Generally, a defendant may file only a single habeas application. However, you may be allowed to file a subsequent application if:
- The claim you are basing the current application on was not available previously or
- The current application is based on a violation of your federal constitutional rights, and no reasonable juror could have found you guilty if the violation had not occurred.
Habeas Corpus is an exceptional remedy. It is not easy to apply for habeas corpus, and courts are reluctant to grant it. If you or a loved one are incarcerated and did not appeal or were not successful on appeal, you should speak with an experienced attorney about whether applying for the writ of habeas corpus may be an option in your case.
Most people think that the Texas Supreme Court has the final say over all appeals in the state, criminal and civil. That is not true. The criminal justice system has its own unique court of last resort, the Court of Criminal Appeals.
The Court of Criminal Appeals reviews all death penalty convictions from all district courts in the state. This review is automatic and you need not go through the lower appellate courts first.
The Court of Criminal Appeals also has the discretion to review all decisions by the lower appellate courts. This review might be triggered by a motion from either of the parties, or the Court can decide to review the case on its own motion. This review is not a matter-of-right; just because you ask the Court to review your case does not mean it will.

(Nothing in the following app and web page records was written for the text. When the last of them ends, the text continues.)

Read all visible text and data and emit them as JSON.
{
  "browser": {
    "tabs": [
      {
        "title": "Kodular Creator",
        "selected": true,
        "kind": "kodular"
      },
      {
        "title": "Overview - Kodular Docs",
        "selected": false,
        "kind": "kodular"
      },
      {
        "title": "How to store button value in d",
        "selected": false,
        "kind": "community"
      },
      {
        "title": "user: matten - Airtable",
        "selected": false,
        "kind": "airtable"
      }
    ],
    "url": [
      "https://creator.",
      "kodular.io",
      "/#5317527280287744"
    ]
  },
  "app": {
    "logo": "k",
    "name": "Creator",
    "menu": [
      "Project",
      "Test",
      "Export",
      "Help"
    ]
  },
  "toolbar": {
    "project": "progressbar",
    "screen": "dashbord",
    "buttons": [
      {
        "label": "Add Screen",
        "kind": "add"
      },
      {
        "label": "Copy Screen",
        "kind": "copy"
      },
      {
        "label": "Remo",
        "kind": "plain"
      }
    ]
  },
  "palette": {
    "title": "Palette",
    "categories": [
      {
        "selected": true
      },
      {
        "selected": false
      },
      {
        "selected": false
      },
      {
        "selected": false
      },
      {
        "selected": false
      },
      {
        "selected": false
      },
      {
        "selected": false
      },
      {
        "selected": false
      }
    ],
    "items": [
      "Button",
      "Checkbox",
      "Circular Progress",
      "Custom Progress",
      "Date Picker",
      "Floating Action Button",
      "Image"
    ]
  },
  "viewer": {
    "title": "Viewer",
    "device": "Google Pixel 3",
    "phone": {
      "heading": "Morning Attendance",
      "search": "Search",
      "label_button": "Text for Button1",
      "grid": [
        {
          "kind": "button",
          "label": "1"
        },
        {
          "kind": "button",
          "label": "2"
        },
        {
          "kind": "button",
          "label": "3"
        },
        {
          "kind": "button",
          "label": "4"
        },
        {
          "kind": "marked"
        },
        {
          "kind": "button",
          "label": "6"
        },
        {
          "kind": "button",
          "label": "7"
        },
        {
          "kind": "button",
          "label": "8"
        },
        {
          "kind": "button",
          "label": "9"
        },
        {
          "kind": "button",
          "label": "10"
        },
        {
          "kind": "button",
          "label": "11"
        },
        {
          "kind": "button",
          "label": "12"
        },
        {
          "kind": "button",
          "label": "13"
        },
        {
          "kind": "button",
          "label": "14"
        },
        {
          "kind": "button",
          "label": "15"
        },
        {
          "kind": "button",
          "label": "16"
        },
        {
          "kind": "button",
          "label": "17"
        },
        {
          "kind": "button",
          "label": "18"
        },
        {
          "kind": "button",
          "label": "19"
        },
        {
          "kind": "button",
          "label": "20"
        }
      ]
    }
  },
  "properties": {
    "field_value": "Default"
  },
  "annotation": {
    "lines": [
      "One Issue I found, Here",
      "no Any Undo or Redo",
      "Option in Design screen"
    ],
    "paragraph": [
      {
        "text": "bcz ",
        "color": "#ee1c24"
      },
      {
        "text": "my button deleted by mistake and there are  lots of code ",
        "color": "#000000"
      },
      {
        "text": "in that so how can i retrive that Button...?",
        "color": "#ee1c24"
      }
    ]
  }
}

Some defendants believe that DNA testing may exonerate them, but they were unable to obtain DNA testing in their original case. This is usually because DNA testing was not available, or was available but not reliable, at the time when they were convicted. In some cases, the court will order DNA testing even after a person has been convicted and incarcerated. The rules for filing a motion for DNA testing are found in The Texas Code of Criminal Procedure article 64.
A court is required to order DNA testing if it finds all of the following:
- The evidence in existence permits DNA testing (for example, blood or hair samples)
- The evidence was not subjected to DNA testing before, or was DNA tested, but the techniques used have been superseded by more accurate techniques
- The evidence is in a condition that makes DNA testing possible
- It can be established that the evidence has not been tampered with or substituted
- Identity was an underlying issue in the case
- The convicted person has established that he would not have been convicted if DNA testing had occurred
- The convicted person is not requesting the DNA testing just to delay the administration of justice.
If you or a loved one have been convicted of a crime and believe that DNA testing would have prevented the conviction, you should contact an attorney immediately to discuss your options.
Austin, TX 78711
(512) 463- 1551
Houston, TX 77002
Houston, TX 77002
Innocence Project - A national organization dedicated to exonerating the innocent through DNA testing
Horak Law | Houston Criminal Appeals Process Lawyer
If you have been convicted of a crime that you did not commit, you should know you are not alone. Horak Law represent defendants in Harris and Montgomery Counties, including Houston Texas and the surrounding areas.
If you have been convicted of a crime and have questions about appealing your conviction, contact Houston criminal defense attorney Matt Horak today (713) 225-8000 or toll-free at (800) 225-8009. Mr. Horak will listen to your side of the story, review the record, and help you understand your options for having your conviction overturned.